Problem to solve:
The expected output is the full set of entries, printed exactly, without pictures.

(Items listed in a dataset)
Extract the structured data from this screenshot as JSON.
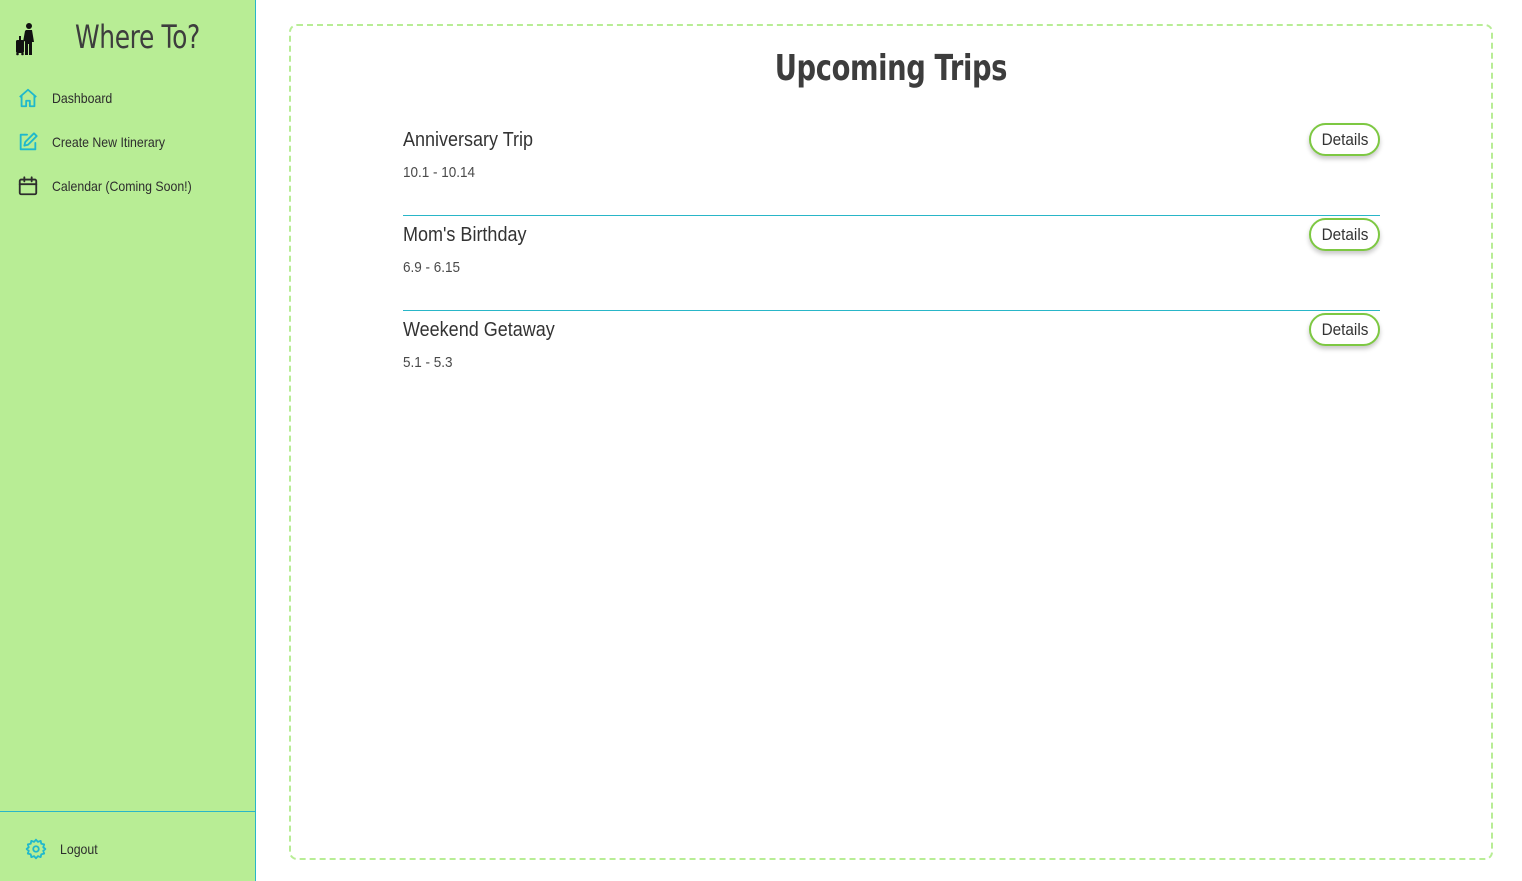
{
  "app": {
    "title": "Where To?"
  },
  "sidebar": {
    "items": [
      {
        "label": "Dashboard",
        "icon": "home-icon"
      },
      {
        "label": "Create New Itinerary",
        "icon": "edit-icon"
      },
      {
        "label": "Calendar (Coming Soon!)",
        "icon": "calendar-icon"
      }
    ],
    "logout_label": "Logout"
  },
  "main": {
    "title": "Upcoming Trips",
    "trips": [
      {
        "name": "Anniversary Trip",
        "dates": "10.1 - 10.14",
        "button": "Details"
      },
      {
        "name": "Mom's Birthday",
        "dates": "6.9 - 6.15",
        "button": "Details"
      },
      {
        "name": "Weekend Getaway",
        "dates": "5.1 - 5.3",
        "button": "Details"
      }
    ]
  },
  "colors": {
    "sidebar_bg": "#b8ed95",
    "accent": "#29b6c8",
    "button_border": "#7dc842"
  }
}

Response for this exercise:
Extract the structured data from this screenshot as JSON.
{
  "app": {
    "title": "Where To?"
  },
  "sidebar": {
    "items": [
      {
        "label": "Dashboard",
        "icon": "home-icon"
      },
      {
        "label": "Create New Itinerary",
        "icon": "edit-icon"
      },
      {
        "label": "Calendar (Coming Soon!)",
        "icon": "calendar-icon"
      }
    ],
    "logout_label": "Logout"
  },
  "main": {
    "title": "Upcoming Trips",
    "trips": [
      {
        "name": "Anniversary Trip",
        "dates": "10.1 - 10.14",
        "button": "Details"
      },
      {
        "name": "Mom's Birthday",
        "dates": "6.9 - 6.15",
        "button": "Details"
      },
      {
        "name": "Weekend Getaway",
        "dates": "5.1 - 5.3",
        "button": "Details"
      }
    ]
  },
  "colors": {
    "sidebar_bg": "#b8ed95",
    "accent": "#29b6c8",
    "button_border": "#7dc842"
  }
}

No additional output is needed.